WAMA’s plans include a woodland area which will display all the beautiful local plants that naturally occur in the Pomonal-Halls Gap area. A separate wetland area will display the diversity of the beautiful, indigenous Grampians flora in distinct garden beds on rocky hills, moist gullies and grassy woodlands.
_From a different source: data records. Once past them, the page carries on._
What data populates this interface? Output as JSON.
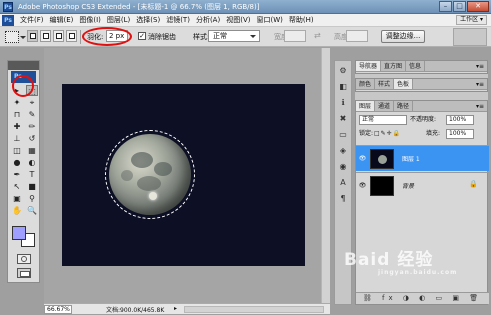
{
  "window": {
    "title": "Adobe Photoshop CS3 Extended - [未标题-1 @ 66.7% (图层 1, RGB/8)]",
    "app_logo": "Ps",
    "controls": {
      "minimize": "–",
      "maximize": "□",
      "close": "✕"
    }
  },
  "menubar": {
    "items": [
      "文件(F)",
      "编辑(E)",
      "图像(I)",
      "图层(L)",
      "选择(S)",
      "滤镜(T)",
      "分析(A)",
      "视图(V)",
      "窗口(W)",
      "帮助(H)"
    ],
    "workspace": "工作区 ▾"
  },
  "options": {
    "feather_label": "羽化:",
    "feather_value": "2 px",
    "antialias_label": "消除锯齿",
    "antialias_checked": "✓",
    "style_label": "样式:",
    "style_value": "正常",
    "width_label": "宽度:",
    "height_label": "高度:",
    "swap_icon": "⇄",
    "refine_edge": "调整边缘..."
  },
  "toolbox": {
    "logo": "Ps",
    "tools": [
      {
        "glyph": "▸",
        "icon": "move-tool-icon"
      },
      {
        "glyph": "⬚",
        "icon": "marquee-tool-icon"
      },
      {
        "glyph": "✦",
        "icon": "magic-wand-icon"
      },
      {
        "glyph": "⌖",
        "icon": "lasso-icon"
      },
      {
        "glyph": "⊓",
        "icon": "crop-icon"
      },
      {
        "glyph": "✎",
        "icon": "slice-icon"
      },
      {
        "glyph": "✚",
        "icon": "healing-brush-icon"
      },
      {
        "glyph": "✏",
        "icon": "brush-icon"
      },
      {
        "glyph": "⊥",
        "icon": "clone-stamp-icon"
      },
      {
        "glyph": "↺",
        "icon": "history-brush-icon"
      },
      {
        "glyph": "◫",
        "icon": "eraser-icon"
      },
      {
        "glyph": "▦",
        "icon": "gradient-icon"
      },
      {
        "glyph": "●",
        "icon": "blur-icon"
      },
      {
        "glyph": "◐",
        "icon": "dodge-icon"
      },
      {
        "glyph": "✒",
        "icon": "pen-icon"
      },
      {
        "glyph": "T",
        "icon": "type-tool-icon"
      },
      {
        "glyph": "↖",
        "icon": "path-selection-icon"
      },
      {
        "glyph": "■",
        "icon": "shape-tool-icon"
      },
      {
        "glyph": "▣",
        "icon": "notes-icon"
      },
      {
        "glyph": "⚲",
        "icon": "eyedropper-icon"
      },
      {
        "glyph": "✋",
        "icon": "hand-tool-icon"
      },
      {
        "glyph": "🔍",
        "icon": "zoom-tool-icon"
      }
    ],
    "foreground_color": "#9f9fff",
    "background_color": "#ffffff"
  },
  "status": {
    "zoom": "66.67%",
    "doc_size": "文档:900.0K/465.8K",
    "arrow": "▸"
  },
  "dock_icons": [
    {
      "glyph": "⚙",
      "icon": "navigator-icon"
    },
    {
      "glyph": "◧",
      "icon": "histogram-icon"
    },
    {
      "glyph": "ℹ",
      "icon": "info-icon"
    },
    {
      "glyph": "✖",
      "icon": "tools-preset-icon"
    },
    {
      "glyph": "▭",
      "icon": "brushes-icon"
    },
    {
      "glyph": "◈",
      "icon": "clone-source-icon"
    },
    {
      "glyph": "◉",
      "icon": "layer-comps-icon"
    },
    {
      "glyph": "A",
      "icon": "character-icon"
    },
    {
      "glyph": "¶",
      "icon": "paragraph-icon"
    }
  ],
  "panels": {
    "group1": {
      "tabs": [
        "导航器",
        "直方图",
        "信息"
      ],
      "menu": "▾≡"
    },
    "group2": {
      "tabs": [
        "颜色",
        "样式",
        "色板"
      ],
      "active": 2,
      "menu": "▾≡"
    },
    "layers": {
      "tabs": [
        "图层",
        "通道",
        "路径"
      ],
      "menu": "▾≡",
      "blend_mode": "正常",
      "opacity_label": "不透明度:",
      "opacity_value": "100%",
      "lock_label": "锁定:",
      "lock_icons": "□✎✛🔒",
      "fill_label": "填充:",
      "fill_value": "100%",
      "eye": "👁",
      "items": [
        {
          "name": "图层 1",
          "selected": true
        },
        {
          "name": "背景",
          "lock": "🔒"
        }
      ],
      "footer": "⛓ fx ◑ ◐ ▭ ▣ 🗑"
    }
  },
  "watermark": {
    "text": "Baid 经验",
    "url": "jingyan.baidu.com"
  },
  "annotation_color": "#e01010"
}
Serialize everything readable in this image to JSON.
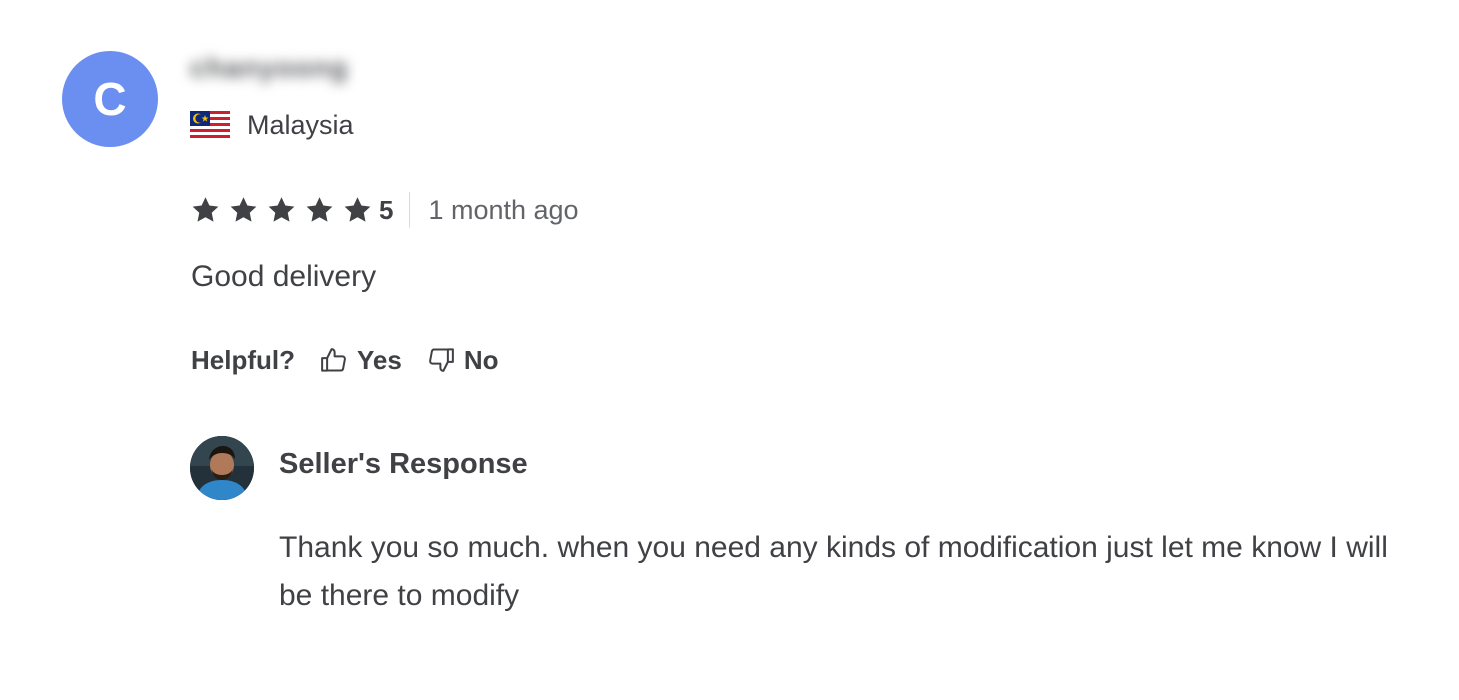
{
  "review": {
    "avatar_initial": "C",
    "username": "chanyoong",
    "country": "Malaysia",
    "rating": "5",
    "time_ago": "1 month ago",
    "text": "Good delivery",
    "helpful": {
      "label": "Helpful?",
      "yes_label": "Yes",
      "no_label": "No"
    },
    "seller_response": {
      "title": "Seller's Response",
      "text": "Thank you so much. when you need any kinds of modification just let me know I will be there to modify"
    }
  },
  "colors": {
    "avatar_bg": "#6b8ff0",
    "text": "#404145",
    "muted": "#62646a",
    "star": "#404145"
  },
  "icons": [
    "malaysia-flag-icon",
    "star-icon",
    "thumbs-up-icon",
    "thumbs-down-icon"
  ]
}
Many of these species are endemic to the region.

While the WAMA Project is best known for its plan to build a world class wildlife art gallery to showcase wildlife art, reintroduction of endangered wildlife is also an important part of the project.

The vision is to meld the experience of seeing the wildlife art displayed in the gallery with seeing native wildlife, plants and animals, out in the landscape.

WAMA’s newest Board Member, Mike Stevens has been brought on to strengthen WAMA’s capacity to contribute to the conservation of threatened animal species in the Grampians region.

Mike brings his life-long commitment to conservation and land management to the WAMA team.

The first reintroduction planned for WAMA will target the southern brown bandicoot which is nationally endangered and the long nose potoroo which is at risk of extinction in the Grampians and listed as nationally vulnerable.

According to Mike, “In the past, these animals were part of the Australian landscape, but are now so rare, most Australians would not be able to identify them or know they play a critical missing role turning over soil to maintain many ecosystems”.

The more supporters WAMA can demonstrate, the greater impact their applications for support will be. To become a WAMA 2020 Supporter, please email your name and address, either email or postal, to

Kookaburra Awards

FOGGs were represented at the bi-ennial awards presented by Parks Victoria for the western half  of the state.

It was good to see recognition for outstanding work by several more or less local folk.

  • The late Bernie Fox received a lifetime achievement award for a huge amount of work, including Mallee Fowl protection activities in the Little Desert area;
  • Dr  David Stratton for the Trailrider and Sherpa programme to help disabled people get out into the parks; and,
  • Advisory Group member Tracey Skinner for her years of work at Arapiles.